» PROBLEM TO SOLVE
Wherever the word "glyph" occurs in the lines below, copy the whole line.

» Saved data entries
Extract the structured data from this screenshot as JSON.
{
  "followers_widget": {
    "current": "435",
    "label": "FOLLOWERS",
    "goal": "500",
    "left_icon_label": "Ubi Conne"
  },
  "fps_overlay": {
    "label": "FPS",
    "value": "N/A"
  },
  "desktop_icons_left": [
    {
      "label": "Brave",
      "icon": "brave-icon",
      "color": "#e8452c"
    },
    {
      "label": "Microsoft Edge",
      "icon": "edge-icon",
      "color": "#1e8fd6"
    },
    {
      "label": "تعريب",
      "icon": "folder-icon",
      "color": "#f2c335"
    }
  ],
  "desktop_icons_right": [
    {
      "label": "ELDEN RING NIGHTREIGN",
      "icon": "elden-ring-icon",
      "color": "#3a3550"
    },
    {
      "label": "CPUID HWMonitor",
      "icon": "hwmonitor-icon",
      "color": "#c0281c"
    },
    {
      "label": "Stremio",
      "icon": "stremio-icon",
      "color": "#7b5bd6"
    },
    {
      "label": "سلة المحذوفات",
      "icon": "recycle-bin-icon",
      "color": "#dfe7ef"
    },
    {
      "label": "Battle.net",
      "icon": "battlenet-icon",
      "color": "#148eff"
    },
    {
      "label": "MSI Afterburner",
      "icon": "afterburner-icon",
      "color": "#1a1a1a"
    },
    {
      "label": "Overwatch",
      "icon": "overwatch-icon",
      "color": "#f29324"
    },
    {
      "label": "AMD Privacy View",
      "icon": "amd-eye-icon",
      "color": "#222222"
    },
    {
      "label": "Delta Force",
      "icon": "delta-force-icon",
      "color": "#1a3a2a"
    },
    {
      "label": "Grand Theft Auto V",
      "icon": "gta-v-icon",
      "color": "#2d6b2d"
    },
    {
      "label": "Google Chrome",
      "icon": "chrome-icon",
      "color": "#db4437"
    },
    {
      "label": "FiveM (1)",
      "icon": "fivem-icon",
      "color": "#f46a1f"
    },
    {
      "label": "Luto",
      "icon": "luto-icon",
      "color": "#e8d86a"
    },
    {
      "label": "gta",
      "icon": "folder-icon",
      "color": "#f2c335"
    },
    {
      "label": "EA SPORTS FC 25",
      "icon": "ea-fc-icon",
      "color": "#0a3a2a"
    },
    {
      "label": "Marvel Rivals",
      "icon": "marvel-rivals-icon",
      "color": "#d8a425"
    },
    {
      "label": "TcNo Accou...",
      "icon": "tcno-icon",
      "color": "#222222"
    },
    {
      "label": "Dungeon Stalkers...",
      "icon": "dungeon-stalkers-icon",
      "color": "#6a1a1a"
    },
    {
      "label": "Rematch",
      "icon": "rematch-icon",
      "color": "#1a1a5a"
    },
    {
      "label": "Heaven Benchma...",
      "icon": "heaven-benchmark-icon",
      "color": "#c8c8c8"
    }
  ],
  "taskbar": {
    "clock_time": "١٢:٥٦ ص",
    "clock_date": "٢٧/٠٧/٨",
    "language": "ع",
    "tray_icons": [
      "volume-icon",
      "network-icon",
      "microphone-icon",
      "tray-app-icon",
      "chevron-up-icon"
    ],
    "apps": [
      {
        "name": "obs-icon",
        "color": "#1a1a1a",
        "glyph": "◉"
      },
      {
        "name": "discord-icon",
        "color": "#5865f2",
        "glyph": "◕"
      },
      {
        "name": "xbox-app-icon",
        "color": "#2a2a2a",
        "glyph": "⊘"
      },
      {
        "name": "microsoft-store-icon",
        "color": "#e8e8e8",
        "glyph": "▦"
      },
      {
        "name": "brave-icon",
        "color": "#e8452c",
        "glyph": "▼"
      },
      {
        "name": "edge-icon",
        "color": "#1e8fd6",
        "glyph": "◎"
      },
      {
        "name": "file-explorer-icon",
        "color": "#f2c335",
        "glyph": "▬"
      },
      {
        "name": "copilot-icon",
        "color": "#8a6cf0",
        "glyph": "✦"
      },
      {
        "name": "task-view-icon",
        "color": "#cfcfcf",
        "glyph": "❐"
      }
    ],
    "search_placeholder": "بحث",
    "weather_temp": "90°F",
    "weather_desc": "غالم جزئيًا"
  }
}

» WRITTEN ANSWER
        "glyph": "◉"
        "glyph": "◕"
        "glyph": "⊘"
        "glyph": "▦"
        "glyph": "▼"
        "glyph": "◎"
        "glyph": "▬"
        "glyph": "✦"
        "glyph": "❐"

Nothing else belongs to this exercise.